Web page and app entries:
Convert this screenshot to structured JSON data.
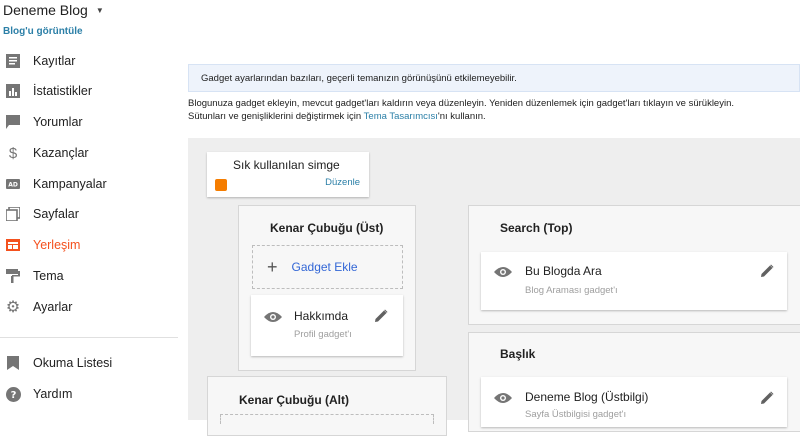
{
  "sidebar": {
    "blog_title": "Deneme Blog",
    "view_blog": "Blog'u görüntüle",
    "items": [
      {
        "label": "Kayıtlar",
        "icon": "posts-icon"
      },
      {
        "label": "İstatistikler",
        "icon": "stats-icon"
      },
      {
        "label": "Yorumlar",
        "icon": "comments-icon"
      },
      {
        "label": "Kazançlar",
        "icon": "dollar-icon"
      },
      {
        "label": "Kampanyalar",
        "icon": "ad-icon"
      },
      {
        "label": "Sayfalar",
        "icon": "pages-icon"
      },
      {
        "label": "Yerleşim",
        "icon": "layout-icon",
        "active": true
      },
      {
        "label": "Tema",
        "icon": "theme-icon"
      },
      {
        "label": "Ayarlar",
        "icon": "settings-icon"
      },
      {
        "label": "Okuma Listesi",
        "icon": "bookmark-icon"
      },
      {
        "label": "Yardım",
        "icon": "help-icon"
      }
    ]
  },
  "main": {
    "notice": "Gadget ayarlarından bazıları, geçerli temanızın görünüşünü etkilemeyebilir.",
    "desc_line1": "Blogunuza gadget ekleyin, mevcut gadget'ları kaldırın veya düzenleyin. Yeniden düzenlemek için gadget'ları tıklayın ve sürükleyin.",
    "desc_line2_pre": "Sütunları ve genişliklerini değiştirmek için ",
    "desc_line2_link": "Tema Tasarımcısı",
    "desc_line2_post": "'nı kullanın.",
    "favicon": {
      "title": "Sık kullanılan simge",
      "edit": "Düzenle"
    },
    "sidebar_top": {
      "title": "Kenar Çubuğu (Üst)",
      "add_gadget": "Gadget Ekle",
      "gadget": {
        "name": "Hakkımda",
        "sub": "Profil gadget'ı"
      }
    },
    "sidebar_bottom": {
      "title": "Kenar Çubuğu (Alt)"
    },
    "search_top": {
      "title": "Search (Top)",
      "gadget": {
        "name": "Bu Blogda Ara",
        "sub": "Blog Araması gadget'ı"
      }
    },
    "header": {
      "title": "Başlık",
      "gadget": {
        "name": "Deneme Blog (Üstbilgi)",
        "sub": "Sayfa Üstbilgisi gadget'ı"
      }
    }
  },
  "colors": {
    "accent": "#f4511e",
    "link": "#2b7fa7",
    "add_gadget": "#3367d6",
    "blogger_orange": "#f57d00"
  }
}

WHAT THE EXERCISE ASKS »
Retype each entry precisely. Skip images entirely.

SOLVED PROBLEM »
Convert this screenshot to structured JSON data.
{
  "sidebar": {
    "blog_title": "Deneme Blog",
    "view_blog": "Blog'u görüntüle",
    "items": [
      {
        "label": "Kayıtlar",
        "icon": "posts-icon"
      },
      {
        "label": "İstatistikler",
        "icon": "stats-icon"
      },
      {
        "label": "Yorumlar",
        "icon": "comments-icon"
      },
      {
        "label": "Kazançlar",
        "icon": "dollar-icon"
      },
      {
        "label": "Kampanyalar",
        "icon": "ad-icon"
      },
      {
        "label": "Sayfalar",
        "icon": "pages-icon"
      },
      {
        "label": "Yerleşim",
        "icon": "layout-icon",
        "active": true
      },
      {
        "label": "Tema",
        "icon": "theme-icon"
      },
      {
        "label": "Ayarlar",
        "icon": "settings-icon"
      },
      {
        "label": "Okuma Listesi",
        "icon": "bookmark-icon"
      },
      {
        "label": "Yardım",
        "icon": "help-icon"
      }
    ]
  },
  "main": {
    "notice": "Gadget ayarlarından bazıları, geçerli temanızın görünüşünü etkilemeyebilir.",
    "desc_line1": "Blogunuza gadget ekleyin, mevcut gadget'ları kaldırın veya düzenleyin. Yeniden düzenlemek için gadget'ları tıklayın ve sürükleyin.",
    "desc_line2_pre": "Sütunları ve genişliklerini değiştirmek için ",
    "desc_line2_link": "Tema Tasarımcısı",
    "desc_line2_post": "'nı kullanın.",
    "favicon": {
      "title": "Sık kullanılan simge",
      "edit": "Düzenle"
    },
    "sidebar_top": {
      "title": "Kenar Çubuğu (Üst)",
      "add_gadget": "Gadget Ekle",
      "gadget": {
        "name": "Hakkımda",
        "sub": "Profil gadget'ı"
      }
    },
    "sidebar_bottom": {
      "title": "Kenar Çubuğu (Alt)"
    },
    "search_top": {
      "title": "Search (Top)",
      "gadget": {
        "name": "Bu Blogda Ara",
        "sub": "Blog Araması gadget'ı"
      }
    },
    "header": {
      "title": "Başlık",
      "gadget": {
        "name": "Deneme Blog (Üstbilgi)",
        "sub": "Sayfa Üstbilgisi gadget'ı"
      }
    }
  },
  "colors": {
    "accent": "#f4511e",
    "link": "#2b7fa7",
    "add_gadget": "#3367d6",
    "blogger_orange": "#f57d00"
  }
}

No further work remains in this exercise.